Elmer Valo

1994, State Inductee
About This Inductee

Born in Ribwik, Czechoslovakia, Elmer William Valo’s name ranks high in major league baseball action. After three years in the minors, the fence-bustin’ outfielder from Palmerton completed 20 years in the majors. He played with nine teams, Philadelphia, Kansas City, Cleveland, New York, Washington, and Minnesota, all-American League clubs, and also performed with Philadelphia, Brooklyn, Los Angeles, and Philadelphia in the National League. He had his diamond career launched regionally while playing with the Lehighton Moose. Valo, a lifetime .282 hitter, always found a way to deliver. He was the ultimate contact hitter. He knew how to put the ball in play, striking out just 284 times in almost 6,000 plate appearances during a splendid 20-year major league career. To put that in perspective, Mike Schmidt whiffed 180 times in the 1975 campaign alone. The 5′ 11″, 190 pound, left-handed hitting outfielder compiled six .300 seasons. He was one of the greatest pinch hitters of all-time, ranking first with 90 hits and 91 walks when he retired in 1961. He played 13 years with the A’s, batting .305 with 1,124 hits, 179 doubles, 68 triples, and 98 stolen bases, in 1,240 games. In 1949, his best overall season, he hit two bases-loaded triples in one game. Defensively, Valo was the original Harvey Wallbanger. His spectacular crashes into the right field wall at Shibe Park are vividly recalled by his legion of fans. Valo never took his cherished spot on a major league roster for granted. “It was an honor to play the game. Baseball provided for my family and I’ve always been grateful for that,” he said. “To me, it was a thrill to put on the uniform every day.” Valo was a professional in every respect.

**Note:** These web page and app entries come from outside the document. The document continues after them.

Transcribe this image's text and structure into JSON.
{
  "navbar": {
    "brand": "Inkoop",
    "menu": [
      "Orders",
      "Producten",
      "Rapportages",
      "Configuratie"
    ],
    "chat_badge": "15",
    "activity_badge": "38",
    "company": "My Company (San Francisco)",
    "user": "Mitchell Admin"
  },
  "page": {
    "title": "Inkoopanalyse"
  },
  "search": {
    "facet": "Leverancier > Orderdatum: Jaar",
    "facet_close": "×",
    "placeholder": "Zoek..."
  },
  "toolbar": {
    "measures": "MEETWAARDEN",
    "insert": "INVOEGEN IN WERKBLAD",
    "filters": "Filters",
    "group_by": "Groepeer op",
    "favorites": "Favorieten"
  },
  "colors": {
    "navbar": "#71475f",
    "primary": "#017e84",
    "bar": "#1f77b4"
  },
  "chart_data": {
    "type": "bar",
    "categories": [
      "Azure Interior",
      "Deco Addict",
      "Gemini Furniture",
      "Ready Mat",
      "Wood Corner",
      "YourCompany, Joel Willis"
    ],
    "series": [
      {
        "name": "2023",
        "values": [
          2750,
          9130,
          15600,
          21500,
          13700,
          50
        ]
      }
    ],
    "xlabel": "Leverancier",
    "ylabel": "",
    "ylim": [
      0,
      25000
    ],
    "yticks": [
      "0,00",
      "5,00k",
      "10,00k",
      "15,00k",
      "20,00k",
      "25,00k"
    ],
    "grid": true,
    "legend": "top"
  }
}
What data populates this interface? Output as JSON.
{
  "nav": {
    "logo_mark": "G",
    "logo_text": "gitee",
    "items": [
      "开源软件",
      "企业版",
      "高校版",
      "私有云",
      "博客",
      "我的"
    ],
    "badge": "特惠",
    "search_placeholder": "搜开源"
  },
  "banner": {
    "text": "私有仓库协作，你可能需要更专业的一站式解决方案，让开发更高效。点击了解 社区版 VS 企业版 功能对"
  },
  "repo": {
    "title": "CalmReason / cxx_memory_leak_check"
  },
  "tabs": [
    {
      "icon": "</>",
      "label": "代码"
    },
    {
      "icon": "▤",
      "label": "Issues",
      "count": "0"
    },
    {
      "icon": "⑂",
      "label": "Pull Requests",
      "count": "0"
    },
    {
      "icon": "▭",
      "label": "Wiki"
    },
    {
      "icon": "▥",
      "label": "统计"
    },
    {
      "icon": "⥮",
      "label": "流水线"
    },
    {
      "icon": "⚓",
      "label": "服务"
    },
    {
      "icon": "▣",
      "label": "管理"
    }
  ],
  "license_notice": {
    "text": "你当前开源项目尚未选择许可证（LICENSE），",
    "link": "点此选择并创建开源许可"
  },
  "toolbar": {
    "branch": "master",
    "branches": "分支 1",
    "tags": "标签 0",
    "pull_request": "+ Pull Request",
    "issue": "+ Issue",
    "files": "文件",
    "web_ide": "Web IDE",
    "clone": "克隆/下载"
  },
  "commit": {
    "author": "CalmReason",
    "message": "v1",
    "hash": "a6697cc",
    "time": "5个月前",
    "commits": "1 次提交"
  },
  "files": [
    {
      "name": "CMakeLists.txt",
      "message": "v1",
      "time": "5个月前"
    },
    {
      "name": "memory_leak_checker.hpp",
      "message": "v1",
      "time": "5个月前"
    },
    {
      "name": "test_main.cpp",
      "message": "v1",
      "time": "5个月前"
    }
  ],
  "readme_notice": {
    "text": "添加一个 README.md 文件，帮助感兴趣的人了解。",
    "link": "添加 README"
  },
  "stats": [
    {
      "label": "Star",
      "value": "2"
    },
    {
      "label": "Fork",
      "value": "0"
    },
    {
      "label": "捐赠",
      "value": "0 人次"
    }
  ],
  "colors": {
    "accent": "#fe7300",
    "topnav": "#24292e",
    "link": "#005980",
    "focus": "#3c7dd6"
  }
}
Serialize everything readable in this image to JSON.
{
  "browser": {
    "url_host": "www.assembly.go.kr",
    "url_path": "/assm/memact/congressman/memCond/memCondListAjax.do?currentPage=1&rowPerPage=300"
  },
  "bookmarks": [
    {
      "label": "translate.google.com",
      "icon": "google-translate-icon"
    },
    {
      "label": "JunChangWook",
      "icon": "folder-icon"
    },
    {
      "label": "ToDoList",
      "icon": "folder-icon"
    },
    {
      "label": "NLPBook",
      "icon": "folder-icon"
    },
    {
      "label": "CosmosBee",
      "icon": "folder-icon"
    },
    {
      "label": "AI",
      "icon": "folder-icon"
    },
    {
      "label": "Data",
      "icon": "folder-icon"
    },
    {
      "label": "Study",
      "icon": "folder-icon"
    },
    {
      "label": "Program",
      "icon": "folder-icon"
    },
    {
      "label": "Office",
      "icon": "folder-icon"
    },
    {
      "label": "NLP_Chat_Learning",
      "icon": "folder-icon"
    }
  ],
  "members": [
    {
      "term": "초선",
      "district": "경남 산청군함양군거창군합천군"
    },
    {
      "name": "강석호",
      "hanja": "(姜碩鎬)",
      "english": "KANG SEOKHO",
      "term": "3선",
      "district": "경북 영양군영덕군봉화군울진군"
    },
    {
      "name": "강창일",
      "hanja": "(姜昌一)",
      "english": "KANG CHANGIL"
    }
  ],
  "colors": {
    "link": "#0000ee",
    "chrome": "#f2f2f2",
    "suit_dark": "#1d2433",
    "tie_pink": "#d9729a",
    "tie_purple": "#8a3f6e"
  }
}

He is still the perfect role model for his legion of fans. Brooklyn’s Pete Reiser and Valo raised the act of splattering into an outfield fence an art form. Both sacrificed their body to haul in long flies. “We never sat down and compared notes,” Valo said. “But I do know he had his problems and I sure had mine.” Longtime Valo followers said you could make out his silhouette in Shibe Park’s right field wall until they tore down the tradition-rich yard at 21st and Lehigh. Valo joined Mike Schmidt, Steve Carlton, Jimmy Foxx, Al Simmons, Mickey Cochrane, Grover Cleveland Alexander, Lefty Grove, Eddie Plank, Rube Waddell, Ed Delahanty, Jim Bunning, Eddie Collins, Cy Williams, Jimmie Dykes, Del Ennis, Wally Moses, and Connie Mack in the Philadelphia Baseball Hall of Fame.